Arthur Szyk’s work spanned illumination, illustration, political caricatures and cartoons, painting, and drawing. His art celebrated liberty, democracy, and peace while denigrating repression, persecution, and tyranny.
Born in Łódź, Poland in 1894, Szyk (pronounced “shik”) studied art there and in France. He lived through monumental world events which, combined with his Jewish faith and his response to specific social situations, formed his approach to his practice. He employed a range of artistic forms including the tradition of sixteenth-century miniature painting and the overt bluntness of political caricature. In Szyk’s words, “Art is not my aim, it is my means.” He sought to inform, cajole, and motivate: sometimes through beauty, and other times through grotesque satire.

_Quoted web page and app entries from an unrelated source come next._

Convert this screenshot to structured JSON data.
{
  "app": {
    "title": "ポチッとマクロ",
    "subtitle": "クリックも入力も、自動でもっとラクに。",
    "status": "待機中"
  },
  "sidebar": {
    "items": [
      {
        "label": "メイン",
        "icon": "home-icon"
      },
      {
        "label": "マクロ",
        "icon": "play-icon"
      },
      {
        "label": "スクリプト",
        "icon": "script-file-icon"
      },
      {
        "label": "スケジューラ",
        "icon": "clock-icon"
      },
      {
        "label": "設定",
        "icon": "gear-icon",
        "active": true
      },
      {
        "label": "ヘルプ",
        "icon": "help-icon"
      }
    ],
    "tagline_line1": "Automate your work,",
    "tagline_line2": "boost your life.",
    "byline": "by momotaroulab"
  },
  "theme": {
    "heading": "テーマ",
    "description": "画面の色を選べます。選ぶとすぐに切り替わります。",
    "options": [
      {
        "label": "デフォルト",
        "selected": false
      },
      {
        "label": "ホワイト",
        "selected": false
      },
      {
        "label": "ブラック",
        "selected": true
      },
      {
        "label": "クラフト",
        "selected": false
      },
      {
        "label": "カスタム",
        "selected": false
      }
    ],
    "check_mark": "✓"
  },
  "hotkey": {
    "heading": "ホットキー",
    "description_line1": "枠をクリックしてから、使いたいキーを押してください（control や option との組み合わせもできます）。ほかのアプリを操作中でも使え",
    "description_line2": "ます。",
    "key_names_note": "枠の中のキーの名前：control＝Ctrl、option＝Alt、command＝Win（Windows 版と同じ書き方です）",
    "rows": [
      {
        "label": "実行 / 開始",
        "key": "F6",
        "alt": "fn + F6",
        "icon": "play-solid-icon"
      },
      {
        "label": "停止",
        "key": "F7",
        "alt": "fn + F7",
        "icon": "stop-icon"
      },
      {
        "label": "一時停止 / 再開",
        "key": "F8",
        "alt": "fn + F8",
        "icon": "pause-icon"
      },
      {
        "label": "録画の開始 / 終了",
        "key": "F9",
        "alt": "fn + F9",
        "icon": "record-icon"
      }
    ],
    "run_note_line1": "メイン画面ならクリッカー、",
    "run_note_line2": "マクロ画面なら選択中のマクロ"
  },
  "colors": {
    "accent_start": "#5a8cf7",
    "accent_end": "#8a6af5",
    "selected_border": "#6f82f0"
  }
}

Szyk fought for his native Poland in the first World War. In 1940, he emigrated to the United States where, during World War II, he became the leading anti-Nazi artist in America. He actively campaigned for rescuing European Jews during the Holocaust. On September 13, 1951, at the age of 57, Szyk died of a heart attack. More than half a century later, his works testify to his passion and his genius.